**Task instructions:** Make an exact copy of the listing, without images.
_____
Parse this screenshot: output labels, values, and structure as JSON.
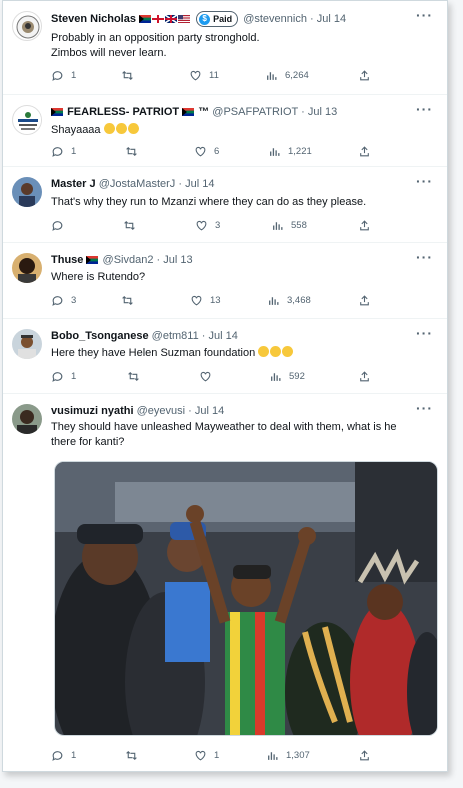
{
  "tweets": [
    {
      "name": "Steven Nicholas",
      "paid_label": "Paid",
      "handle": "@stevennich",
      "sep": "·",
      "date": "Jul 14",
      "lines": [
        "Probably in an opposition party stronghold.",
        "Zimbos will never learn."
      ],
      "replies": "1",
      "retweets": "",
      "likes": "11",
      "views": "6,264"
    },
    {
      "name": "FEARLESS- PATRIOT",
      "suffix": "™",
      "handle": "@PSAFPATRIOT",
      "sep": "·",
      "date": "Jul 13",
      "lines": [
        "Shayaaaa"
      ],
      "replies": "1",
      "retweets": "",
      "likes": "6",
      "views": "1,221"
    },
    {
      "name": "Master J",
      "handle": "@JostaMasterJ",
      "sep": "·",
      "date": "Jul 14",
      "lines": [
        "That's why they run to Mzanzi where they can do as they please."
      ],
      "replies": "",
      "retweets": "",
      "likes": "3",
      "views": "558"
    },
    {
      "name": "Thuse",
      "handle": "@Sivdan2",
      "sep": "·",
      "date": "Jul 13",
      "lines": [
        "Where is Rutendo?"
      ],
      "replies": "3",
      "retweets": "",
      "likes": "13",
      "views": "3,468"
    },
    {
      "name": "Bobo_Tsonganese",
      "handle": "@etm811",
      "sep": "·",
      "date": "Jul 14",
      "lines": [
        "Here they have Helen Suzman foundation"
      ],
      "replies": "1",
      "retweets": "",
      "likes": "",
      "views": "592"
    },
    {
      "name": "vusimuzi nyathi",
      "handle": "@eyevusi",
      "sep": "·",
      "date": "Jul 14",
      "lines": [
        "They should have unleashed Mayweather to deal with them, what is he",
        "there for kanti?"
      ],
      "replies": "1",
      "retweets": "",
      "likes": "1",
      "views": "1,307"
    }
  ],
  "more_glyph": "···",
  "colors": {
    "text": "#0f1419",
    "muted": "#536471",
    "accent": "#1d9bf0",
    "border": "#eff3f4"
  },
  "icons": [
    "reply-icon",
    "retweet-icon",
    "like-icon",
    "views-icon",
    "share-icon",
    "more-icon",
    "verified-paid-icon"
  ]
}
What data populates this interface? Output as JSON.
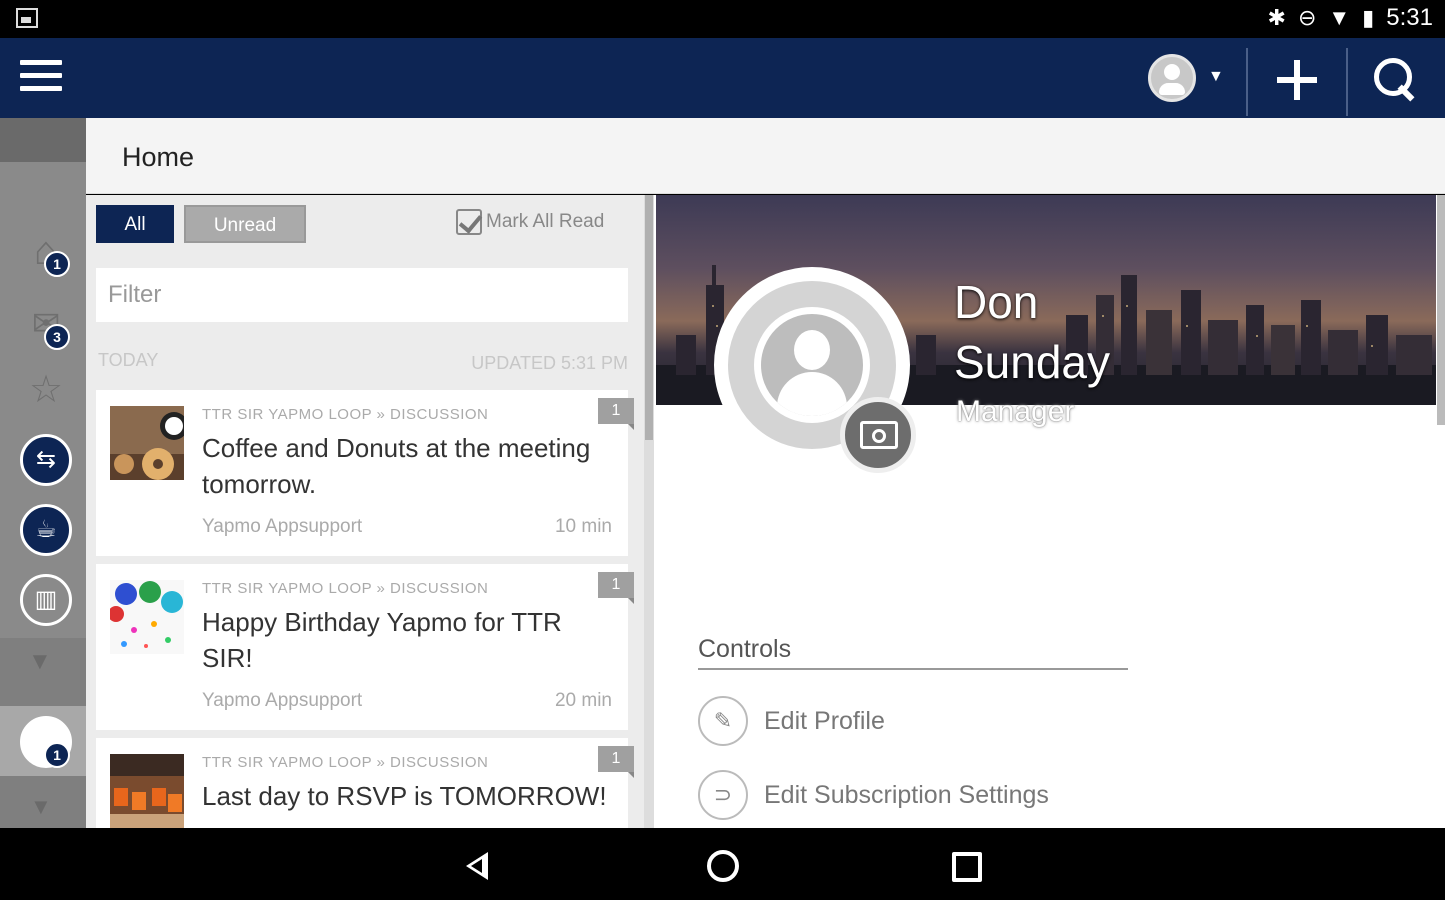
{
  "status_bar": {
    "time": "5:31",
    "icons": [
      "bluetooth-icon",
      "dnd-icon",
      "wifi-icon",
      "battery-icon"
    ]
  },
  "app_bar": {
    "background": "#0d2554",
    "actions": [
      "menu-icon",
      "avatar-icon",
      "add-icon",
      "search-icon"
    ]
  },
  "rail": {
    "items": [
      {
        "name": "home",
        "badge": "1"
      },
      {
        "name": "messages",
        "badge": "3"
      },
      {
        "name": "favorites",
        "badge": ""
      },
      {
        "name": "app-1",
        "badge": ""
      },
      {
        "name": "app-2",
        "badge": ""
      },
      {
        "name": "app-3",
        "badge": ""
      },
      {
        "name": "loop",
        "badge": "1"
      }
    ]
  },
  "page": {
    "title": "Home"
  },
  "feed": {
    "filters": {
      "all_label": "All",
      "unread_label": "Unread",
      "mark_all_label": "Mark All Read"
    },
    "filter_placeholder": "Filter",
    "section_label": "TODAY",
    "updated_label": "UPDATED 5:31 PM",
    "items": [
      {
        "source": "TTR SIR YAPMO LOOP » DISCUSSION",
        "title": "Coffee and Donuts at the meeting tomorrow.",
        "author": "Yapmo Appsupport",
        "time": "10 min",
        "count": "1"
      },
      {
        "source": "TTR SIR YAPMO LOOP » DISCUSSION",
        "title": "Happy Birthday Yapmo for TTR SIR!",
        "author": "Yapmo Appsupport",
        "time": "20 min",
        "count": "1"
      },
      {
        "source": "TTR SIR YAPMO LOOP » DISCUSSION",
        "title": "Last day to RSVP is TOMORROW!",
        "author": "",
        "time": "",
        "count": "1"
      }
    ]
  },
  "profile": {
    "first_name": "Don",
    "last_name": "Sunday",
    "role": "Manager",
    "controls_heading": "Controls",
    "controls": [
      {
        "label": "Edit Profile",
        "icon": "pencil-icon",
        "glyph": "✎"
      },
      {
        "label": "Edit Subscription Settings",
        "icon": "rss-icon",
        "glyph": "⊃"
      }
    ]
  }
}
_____
**Finished task:**
Parse this screenshot: output labels, values, and structure as JSON.
{
  "tweets": [
    {
      "name": "Steven Nicholas",
      "paid_label": "Paid",
      "handle": "@stevennich",
      "sep": "·",
      "date": "Jul 14",
      "lines": [
        "Probably in an opposition party stronghold.",
        "Zimbos will never learn."
      ],
      "replies": "1",
      "retweets": "",
      "likes": "11",
      "views": "6,264"
    },
    {
      "name": "FEARLESS- PATRIOT",
      "suffix": "™",
      "handle": "@PSAFPATRIOT",
      "sep": "·",
      "date": "Jul 13",
      "lines": [
        "Shayaaaa"
      ],
      "replies": "1",
      "retweets": "",
      "likes": "6",
      "views": "1,221"
    },
    {
      "name": "Master J",
      "handle": "@JostaMasterJ",
      "sep": "·",
      "date": "Jul 14",
      "lines": [
        "That's why they run to Mzanzi where they can do as they please."
      ],
      "replies": "",
      "retweets": "",
      "likes": "3",
      "views": "558"
    },
    {
      "name": "Thuse",
      "handle": "@Sivdan2",
      "sep": "·",
      "date": "Jul 13",
      "lines": [
        "Where is Rutendo?"
      ],
      "replies": "3",
      "retweets": "",
      "likes": "13",
      "views": "3,468"
    },
    {
      "name": "Bobo_Tsonganese",
      "handle": "@etm811",
      "sep": "·",
      "date": "Jul 14",
      "lines": [
        "Here they have Helen Suzman foundation"
      ],
      "replies": "1",
      "retweets": "",
      "likes": "",
      "views": "592"
    },
    {
      "name": "vusimuzi nyathi",
      "handle": "@eyevusi",
      "sep": "·",
      "date": "Jul 14",
      "lines": [
        "They should have unleashed Mayweather to deal with them, what is he",
        "there for kanti?"
      ],
      "replies": "1",
      "retweets": "",
      "likes": "1",
      "views": "1,307"
    }
  ],
  "more_glyph": "···",
  "colors": {
    "text": "#0f1419",
    "muted": "#536471",
    "accent": "#1d9bf0",
    "border": "#eff3f4"
  },
  "icons": [
    "reply-icon",
    "retweet-icon",
    "like-icon",
    "views-icon",
    "share-icon",
    "more-icon",
    "verified-paid-icon"
  ]
}
What data populates this interface? Output as JSON.
{
  "status_bar": {
    "time": "5:31",
    "icons": [
      "bluetooth-icon",
      "dnd-icon",
      "wifi-icon",
      "battery-icon"
    ]
  },
  "app_bar": {
    "background": "#0d2554",
    "actions": [
      "menu-icon",
      "avatar-icon",
      "add-icon",
      "search-icon"
    ]
  },
  "rail": {
    "items": [
      {
        "name": "home",
        "badge": "1"
      },
      {
        "name": "messages",
        "badge": "3"
      },
      {
        "name": "favorites",
        "badge": ""
      },
      {
        "name": "app-1",
        "badge": ""
      },
      {
        "name": "app-2",
        "badge": ""
      },
      {
        "name": "app-3",
        "badge": ""
      },
      {
        "name": "loop",
        "badge": "1"
      }
    ]
  },
  "page": {
    "title": "Home"
  },
  "feed": {
    "filters": {
      "all_label": "All",
      "unread_label": "Unread",
      "mark_all_label": "Mark All Read"
    },
    "filter_placeholder": "Filter",
    "section_label": "TODAY",
    "updated_label": "UPDATED 5:31 PM",
    "items": [
      {
        "source": "TTR SIR YAPMO LOOP » DISCUSSION",
        "title": "Coffee and Donuts at the meeting tomorrow.",
        "author": "Yapmo Appsupport",
        "time": "10 min",
        "count": "1"
      },
      {
        "source": "TTR SIR YAPMO LOOP » DISCUSSION",
        "title": "Happy Birthday Yapmo for TTR SIR!",
        "author": "Yapmo Appsupport",
        "time": "20 min",
        "count": "1"
      },
      {
        "source": "TTR SIR YAPMO LOOP » DISCUSSION",
        "title": "Last day to RSVP is TOMORROW!",
        "author": "",
        "time": "",
        "count": "1"
      }
    ]
  },
  "profile": {
    "first_name": "Don",
    "last_name": "Sunday",
    "role": "Manager",
    "controls_heading": "Controls",
    "controls": [
      {
        "label": "Edit Profile",
        "icon": "pencil-icon",
        "glyph": "✎"
      },
      {
        "label": "Edit Subscription Settings",
        "icon": "rss-icon",
        "glyph": "⊃"
      }
    ]
  }
}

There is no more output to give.